22 May 2008

Greetings! And why we're here.

Gas prices have more than quadrupled since 2003.

Oil prices just topped $135 a barrel, and show no sign of going much lower.

Gas prices are hovering around an average of $4 a gallon.

...These are just a few of the many facts that paint a bleak picture for people who rely on cars as their primary form of transportation. And prices aren't getting any lower....gas may hit $5 in the near future. In an economy that is already wrought with tighter budgets and less jobs, higher transportation costs will be crippling to most Americans.

So why blog about not having a car in Los Angeles, a sprawling metropolis with one of the biggest car cultures in the United States? Because if it can be done here, then it can be done anywhere in the country. Los Angeles already suffers from a notorious traffic problem, a bus system that isn't exactly prompt, and people aren't even allowed to hail taxis in the city. But we do have the largest and most extensive bus system in the country; we have a fledging subway system with plans for growth; and we have a climate that is optimal for bicyclists.

Bikes galore at USC

I don't own a car, and I've been living in LA a little less than a year. And yes, sometimes I've needed one. But I've taken the bus, and rode my bike. I've used the local car share service, or I've gotten a ride. I am living proof that you can live in Los Angeles without a car! And I'm more than happy to extend my life experiment if it means helping others learn how to save money, time, and the earth.

Sooooo...if you are living the experiment as well, or are bike- and bus-friendly, please let me know! I am looking for contributors and would love additional viewpoints.

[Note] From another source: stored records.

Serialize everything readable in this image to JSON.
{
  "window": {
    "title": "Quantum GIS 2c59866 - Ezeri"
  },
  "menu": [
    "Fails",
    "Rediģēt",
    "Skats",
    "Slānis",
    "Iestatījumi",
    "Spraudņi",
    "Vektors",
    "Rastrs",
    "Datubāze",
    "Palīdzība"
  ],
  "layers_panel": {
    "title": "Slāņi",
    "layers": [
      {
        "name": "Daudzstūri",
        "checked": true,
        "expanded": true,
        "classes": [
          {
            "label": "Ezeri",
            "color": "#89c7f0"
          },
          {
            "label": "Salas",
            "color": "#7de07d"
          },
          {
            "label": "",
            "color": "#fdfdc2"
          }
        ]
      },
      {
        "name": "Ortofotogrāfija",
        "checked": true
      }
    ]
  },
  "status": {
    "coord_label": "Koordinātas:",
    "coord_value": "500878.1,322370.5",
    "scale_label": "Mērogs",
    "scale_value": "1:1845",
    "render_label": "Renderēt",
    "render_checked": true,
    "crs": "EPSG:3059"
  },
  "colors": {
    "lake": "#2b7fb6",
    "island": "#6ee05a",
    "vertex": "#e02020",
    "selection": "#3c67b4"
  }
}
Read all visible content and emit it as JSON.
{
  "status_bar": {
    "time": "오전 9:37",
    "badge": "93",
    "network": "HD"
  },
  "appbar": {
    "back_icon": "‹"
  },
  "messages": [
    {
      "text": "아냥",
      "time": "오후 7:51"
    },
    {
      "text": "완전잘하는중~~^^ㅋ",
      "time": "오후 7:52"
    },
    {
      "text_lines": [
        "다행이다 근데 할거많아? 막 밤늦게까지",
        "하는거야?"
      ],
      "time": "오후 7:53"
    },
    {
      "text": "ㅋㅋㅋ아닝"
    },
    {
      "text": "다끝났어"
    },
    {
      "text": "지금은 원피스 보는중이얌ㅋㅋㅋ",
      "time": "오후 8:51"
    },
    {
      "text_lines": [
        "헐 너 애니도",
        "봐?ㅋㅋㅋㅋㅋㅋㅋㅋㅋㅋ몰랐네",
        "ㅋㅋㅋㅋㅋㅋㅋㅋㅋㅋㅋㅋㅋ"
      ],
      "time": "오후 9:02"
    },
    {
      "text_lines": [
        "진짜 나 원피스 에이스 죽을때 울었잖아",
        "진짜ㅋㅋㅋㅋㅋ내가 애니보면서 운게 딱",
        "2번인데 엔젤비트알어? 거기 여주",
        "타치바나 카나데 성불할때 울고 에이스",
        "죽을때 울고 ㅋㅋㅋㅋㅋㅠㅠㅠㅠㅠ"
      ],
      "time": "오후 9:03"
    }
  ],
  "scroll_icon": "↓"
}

Disclaimer: This blog is not meant to encourage anyone to give up their cars outright or stop buying cars. Rather, it's meant to be a resource for people living in Los Angeles - and beyond - who are interested in options to an auto-centric lifestyle.